The Liberal Party of Sweden has presented a new program called "EU-Agenda 2022." In an opinion piece published by the Aftonbladet daily, the Liberals leader Jan Björklund has called for stauncher EU cooperation, which for Sweden's part should include joining the Eurozone.
According to Björklund, the new German government and its close cooperation with France means that EU cooperation will only accelerate, which, he argued was necessary to counter the "nationalist sentiments" sweeping the Western world.
The Liberals program includes five points. 1) Sweden shall introduce the euro no later than 2022. 2) Sweden shall immediately join the European Banking Union. 3) Sweden shall become part of the European Public Prosecutor's Office, and the EU shall establish a "European FBI." 4) "Yes" to the European carbon dioxide tax. 5) More EU investments into research, development and infrastructure.
"75 percent of Sweden's exports go to Europe. It is therefore crucial for Sweden to be an integral part of European economic cooperation. <…> Those who stand outside the euro are at risk of exclusion," Björklund wrote.
Björklund has admitted that the euro initially had "a number of weaknesses" that, he argued, were exposed by the financial crisis, but which were later remedied through comprehensive reforms.
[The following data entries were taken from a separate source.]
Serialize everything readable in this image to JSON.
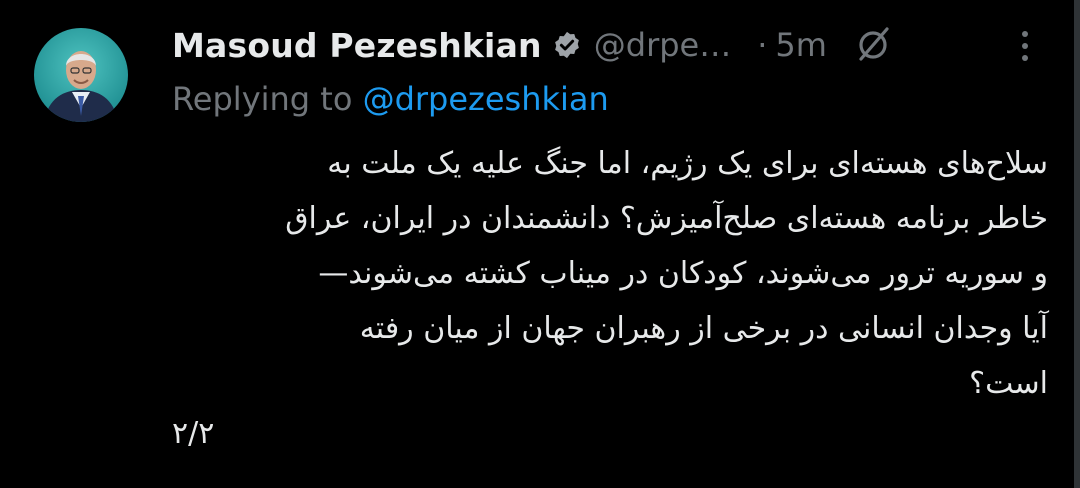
{
  "author": {
    "display_name": "Masoud Pezeshkian",
    "handle": "@drpe…",
    "verified_icon": "verified-badge-icon",
    "avatar_icon": "avatar"
  },
  "meta": {
    "separator": "·",
    "time": "5m"
  },
  "replying": {
    "prefix": "Replying to",
    "mention": "@drpezeshkian"
  },
  "tweet": {
    "lines": [
      "سلاح‌های هسته‌ای برای یک رژیم، اما جنگ علیه یک ملت به",
      "خاطر برنامه هسته‌ای صلح‌آمیزش؟ دانشمندان در ایران، عراق",
      "و سوریه ترور می‌شوند، کودکان در میناب کشته می‌شوند—",
      "آیا وجدان انسانی در برخی از رهبران جهان از میان رفته",
      "است؟"
    ],
    "thread_count": "۲/۲"
  },
  "colors": {
    "background": "#000000",
    "text": "#e7e9ea",
    "secondary": "#71767b",
    "accent": "#1d9bf0"
  },
  "icons": {
    "grok": "grok-icon",
    "more": "more-icon"
  }
}
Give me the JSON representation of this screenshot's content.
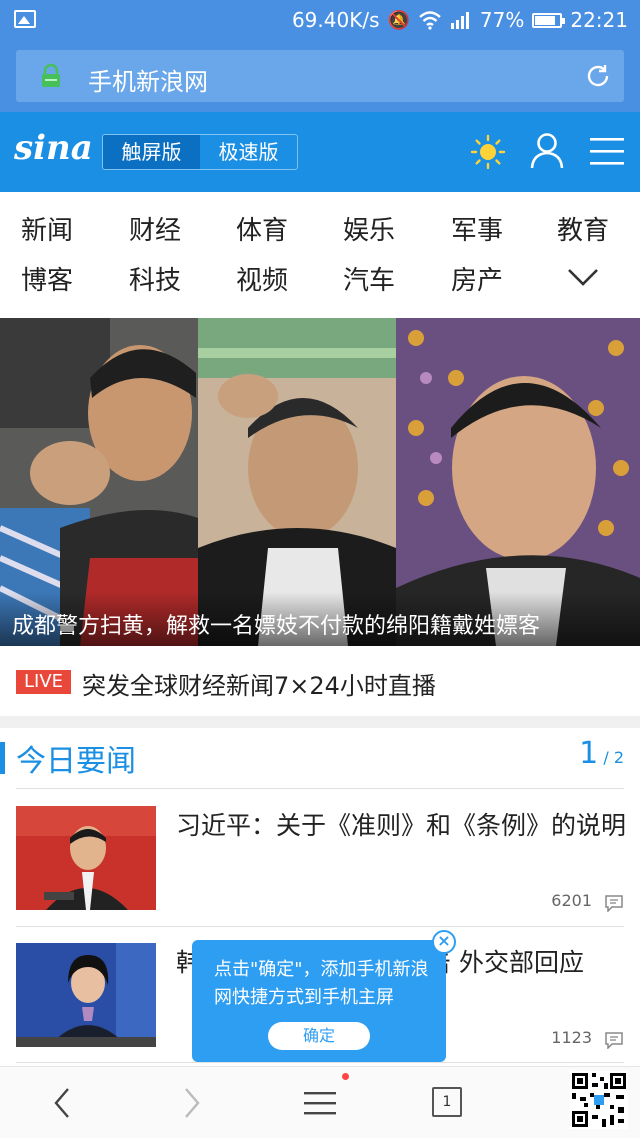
{
  "status_bar": {
    "speed": "69.40K/s",
    "battery": "77%",
    "time": "22:21"
  },
  "url_bar": {
    "text": "手机新浪网"
  },
  "header": {
    "logo": "sina",
    "version_touch": "触屏版",
    "version_fast": "极速版"
  },
  "categories": [
    "新闻",
    "财经",
    "体育",
    "娱乐",
    "军事",
    "教育",
    "博客",
    "科技",
    "视频",
    "汽车",
    "房产"
  ],
  "hero": {
    "caption": "成都警方扫黄，解救一名嫖妓不付款的绵阳籍戴姓嫖客"
  },
  "live": {
    "badge": "LIVE",
    "text": "突发全球财经新闻7×24小时直播"
  },
  "section": {
    "title": "今日要闻",
    "page_current": "1",
    "page_total": "/ 2"
  },
  "news": [
    {
      "headline": "习近平：关于《准则》和《条例》的说明",
      "count": "6201"
    },
    {
      "headline": "韩国海警向中国渔船射击 外交部回应",
      "count": "1123"
    }
  ],
  "popup": {
    "message": "点击\"确定\"，添加手机新浪网快捷方式到手机主屏",
    "ok": "确定",
    "close": "×"
  },
  "toolbar": {
    "tab_count": "1"
  },
  "colors": {
    "brand": "#1a8fe3",
    "statusbar": "#4a90e2",
    "live": "#e9473a"
  }
}
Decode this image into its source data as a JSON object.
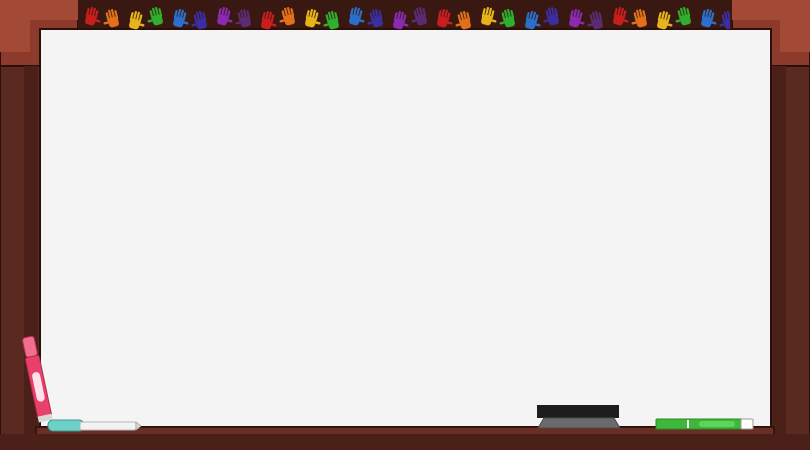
{
  "colors": {
    "board_surface": "#f4f4f4",
    "frame_dark": "#4a2019",
    "frame_mid": "#5a2a21",
    "frame_light": "#8b3a2c",
    "frame_top_highlight": "#a34a36",
    "frame_outline": "#2a0f0b"
  },
  "handprint_colors": [
    "#c81e1e",
    "#e0701a",
    "#e4b41a",
    "#2fae2f",
    "#2a6fc9",
    "#3a2ea0",
    "#8a2ab0",
    "#5b2a70"
  ],
  "items": [
    {
      "name": "pink-marker-icon",
      "color": "#e8406a",
      "cap_color": "#f06e8e"
    },
    {
      "name": "white-marker-icon",
      "color": "#f2f2f2",
      "cap_color": "#6fd0c8"
    },
    {
      "name": "eraser-icon",
      "color": "#1d1d1d",
      "base_color": "#6a6a6a"
    },
    {
      "name": "green-marker-icon",
      "color": "#3db83a",
      "cap_color": "#ffffff"
    }
  ]
}
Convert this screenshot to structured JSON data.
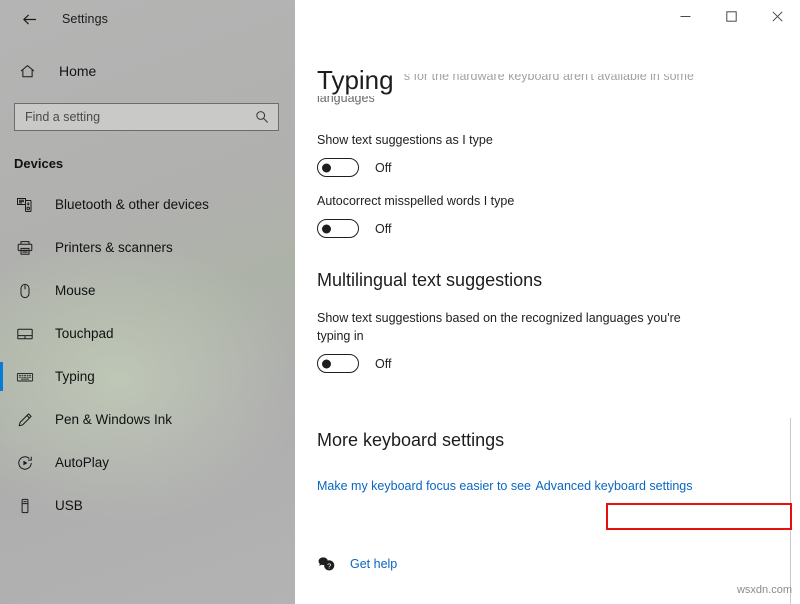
{
  "window": {
    "title": "Settings",
    "back_icon": "back-arrow-icon",
    "controls": {
      "minimize": "—",
      "maximize": "□",
      "close": "✕"
    }
  },
  "sidebar": {
    "home": {
      "label": "Home",
      "icon": "home-icon"
    },
    "search": {
      "placeholder": "Find a setting",
      "value": "",
      "icon": "search-icon"
    },
    "section": "Devices",
    "accent_color": "#0a7bd4",
    "items": [
      {
        "label": "Bluetooth & other devices",
        "icon": "bluetooth-devices-icon",
        "selected": false
      },
      {
        "label": "Printers & scanners",
        "icon": "printer-icon",
        "selected": false
      },
      {
        "label": "Mouse",
        "icon": "mouse-icon",
        "selected": false
      },
      {
        "label": "Touchpad",
        "icon": "touchpad-icon",
        "selected": false
      },
      {
        "label": "Typing",
        "icon": "keyboard-icon",
        "selected": true
      },
      {
        "label": "Pen & Windows Ink",
        "icon": "pen-icon",
        "selected": false
      },
      {
        "label": "AutoPlay",
        "icon": "autoplay-icon",
        "selected": false
      },
      {
        "label": "USB",
        "icon": "usb-icon",
        "selected": false
      }
    ]
  },
  "main": {
    "page_title": "Typing",
    "clipped_note": {
      "line1": "Text suggestions for the hardware keyboard aren't available in some",
      "line2": "languages"
    },
    "settings": [
      {
        "label": "Show text suggestions as I type",
        "toggle_state": "Off",
        "toggle_on": false
      },
      {
        "label": "Autocorrect misspelled words I type",
        "toggle_state": "Off",
        "toggle_on": false
      }
    ],
    "multilingual": {
      "heading": "Multilingual text suggestions",
      "description_line1": "Show text suggestions based on the recognized languages you're",
      "description_line2": "typing in",
      "toggle_state": "Off",
      "toggle_on": false
    },
    "more_keyboard": {
      "heading": "More keyboard settings",
      "links": [
        {
          "label": "Make my keyboard focus easier to see",
          "highlighted": false
        },
        {
          "label": "Advanced keyboard settings",
          "highlighted": true
        }
      ]
    },
    "get_help": {
      "label": "Get help",
      "icon": "help-bubble-icon"
    },
    "highlight_color": "#e61010"
  },
  "watermark": "wsxdn.com"
}
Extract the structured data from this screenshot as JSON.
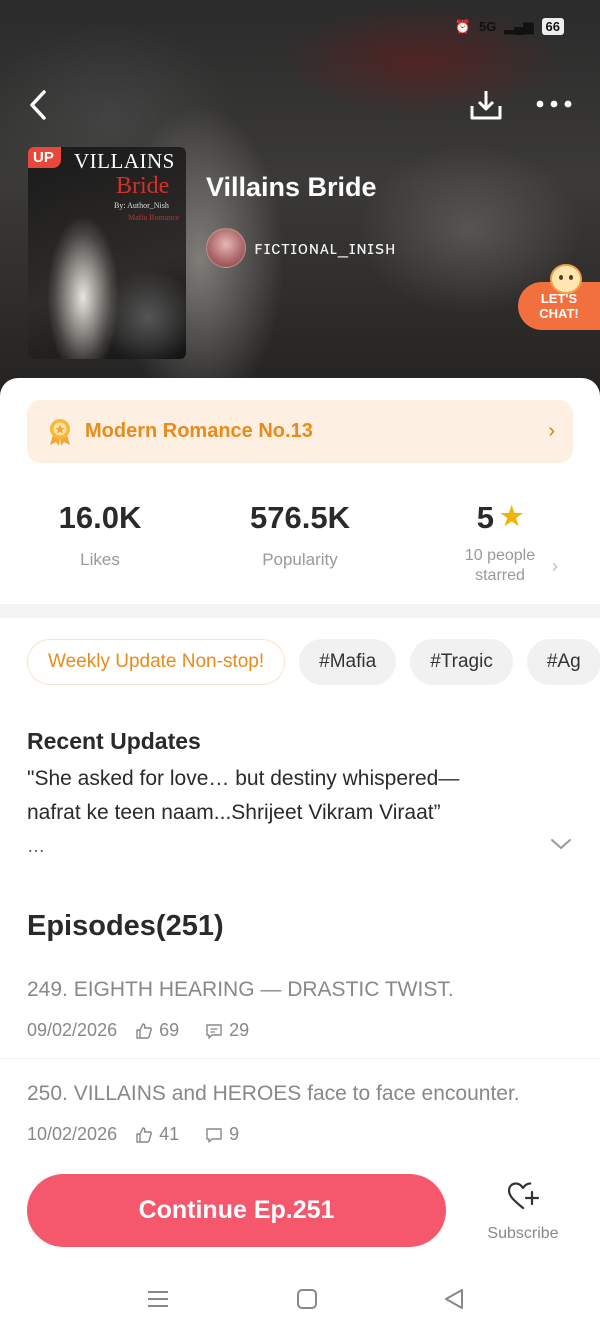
{
  "status_bar": {
    "signal": "5G",
    "battery": "66"
  },
  "header": {
    "back_icon": "back-arrow-icon",
    "download_icon": "download-icon",
    "more_icon": "more-dots-icon"
  },
  "cover": {
    "badge": "UP",
    "line1": "VILLAINS",
    "line2": "Bride",
    "line3": "By: Author_Nish",
    "line4": "Mafia Romance"
  },
  "book": {
    "title": "Villains Bride",
    "author": "ꜰɪᴄᴛɪᴏɴᴀʟ_ɪɴɪꜱʜ"
  },
  "chat_badge": {
    "line1": "LET'S",
    "line2": "CHAT!"
  },
  "ranking": {
    "label": "Modern Romance No.13"
  },
  "stats": {
    "likes": {
      "value": "16.0K",
      "label": "Likes"
    },
    "popularity": {
      "value": "576.5K",
      "label": "Popularity"
    },
    "rating": {
      "value": "5",
      "label_line1": "10 people",
      "label_line2": "starred"
    }
  },
  "tags": [
    "Weekly Update Non-stop!",
    "#Mafia",
    "#Tragic",
    "#Ag"
  ],
  "recent_updates": {
    "heading": "Recent Updates",
    "text": "\"She asked for love… but destiny whispered—nafrat ke teen naam...Shrijeet Vikram Viraat”",
    "ellipsis": "…"
  },
  "episodes": {
    "heading": "Episodes(251)",
    "items": [
      {
        "title": "249. EIGHTH HEARING — DRASTIC TWIST.",
        "date": "09/02/2026",
        "likes": "69",
        "comments": "29"
      },
      {
        "title": "250. VILLAINS and HEROES face to face encounter.",
        "date": "10/02/2026",
        "likes": "41",
        "comments": "9"
      }
    ]
  },
  "bottom_bar": {
    "continue_label": "Continue Ep.251",
    "subscribe_label": "Subscribe"
  },
  "colors": {
    "accent": "#f5576c",
    "rank_text": "#ea8a18",
    "rank_bg": "#fdf0e2",
    "star": "#f2b400"
  }
}
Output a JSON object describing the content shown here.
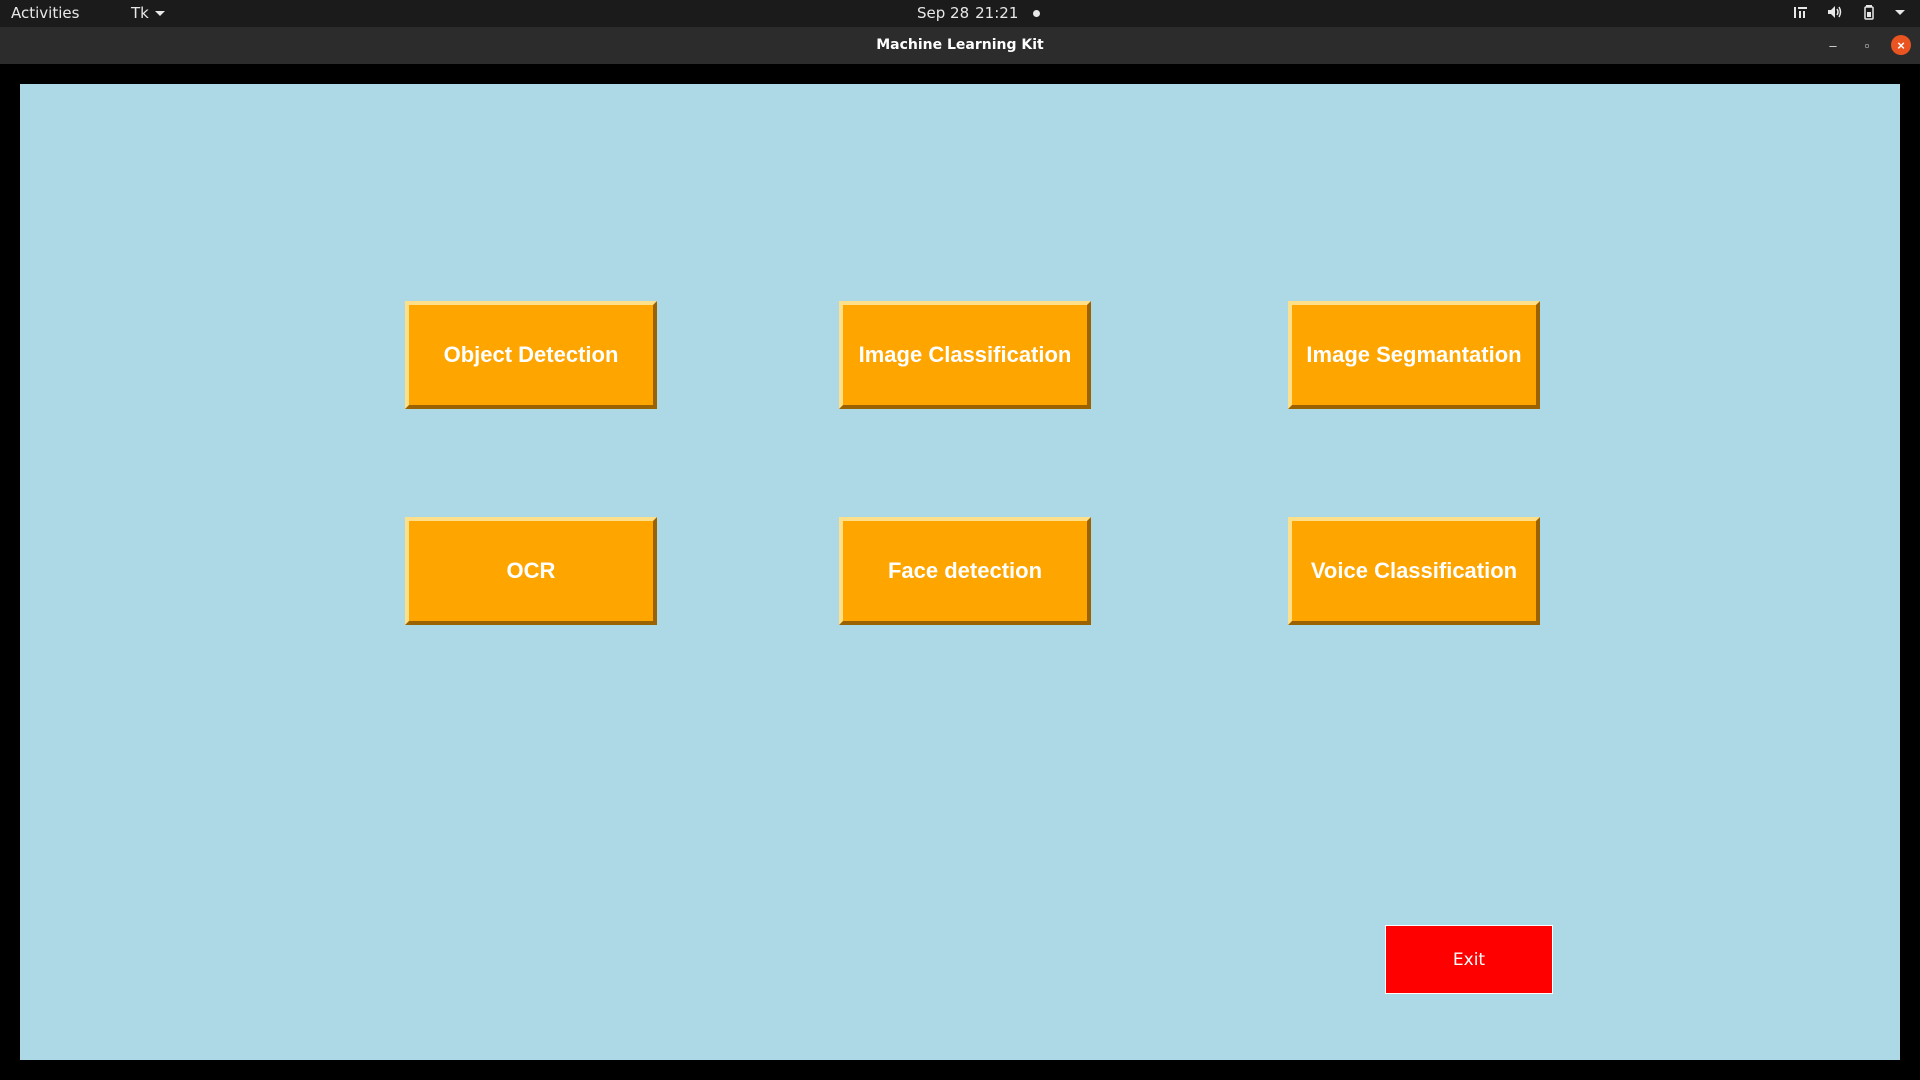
{
  "topbar": {
    "activities": "Activities",
    "app_menu": "Tk",
    "date": "Sep 28",
    "time": "21:21",
    "tray_icons": [
      "network-icon",
      "volume-icon",
      "battery-icon",
      "system-menu-chevron-icon"
    ]
  },
  "window": {
    "title": "Machine Learning Kit",
    "controls": {
      "minimize": "–",
      "maximize": "▫",
      "close": "×"
    }
  },
  "buttons": [
    {
      "label": "Object Detection"
    },
    {
      "label": "Image Classification"
    },
    {
      "label": "Image Segmantation"
    },
    {
      "label": "OCR"
    },
    {
      "label": "Face detection"
    },
    {
      "label": "Voice Classification"
    }
  ],
  "exit": {
    "label": "Exit"
  },
  "colors": {
    "background": "#add8e6",
    "button_face": "#ffa500",
    "exit_button": "#ff0000",
    "close_button": "#e95420"
  }
}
However, the Liberals' "euro plan" has not been warmly received by fellow center-right parties forming the Alliance, currently in opposition to the "red-green" government. While the Center Party and the Conservatives confined themselves to announcements that they didn't think Eurozone membership was in store for Sweden, the Christian Democrats (KD) came up with fierce criticism of the idea. CD political spokesman Jacob Forssmed called the euro "irrelevant."
"The European Monetary Union works far too poorly at the moment for the euro to be a topical issue," Forssmed told Swedish Radio. Forssmed argued that while Björklund "may be right" in that "standing outside" may "yield a price to pay," but contested that there was also a price to pay in joining a "poorly functioning monetary union that requires supra-nationality."
Aleksandra Boscanin of the Göteborgs-Posten daily went so far as to call Björklund's EU-line "destructive."
This take seems to resonate well with ordinary Swedes. In the latest survey from November 2017, only 17.9 percent of Swedes were in favor of introducing the euro, whereas 69.9 percent said no.
Sweden joined the EU following a 1994 referendum, which went down in the nation's history as arguably the most polarizing, with only a slim majority having voted in favor of EU accession (52.3 percent vs. 46.8 percent). The referendum literally split the Nordic nation in half, with southerners backing the EU and northerners supporting independence. The division in attitudes toward the EU is largely intact today.
1994 Swedish and Norwegian EU Referendum Results By Municipality https://t.co/WgRf2PfQwt— Brilliant Maps (@BrilliantMaps) September 20, 2017
However, Sweden has remained outside the Eurozone, as the majority of Swedes (55.9 percent) rejected the common currency in a 2003 referendum. Stockholm county and the southernmost Skåne county were the only ones where the "yes"-side prevailed.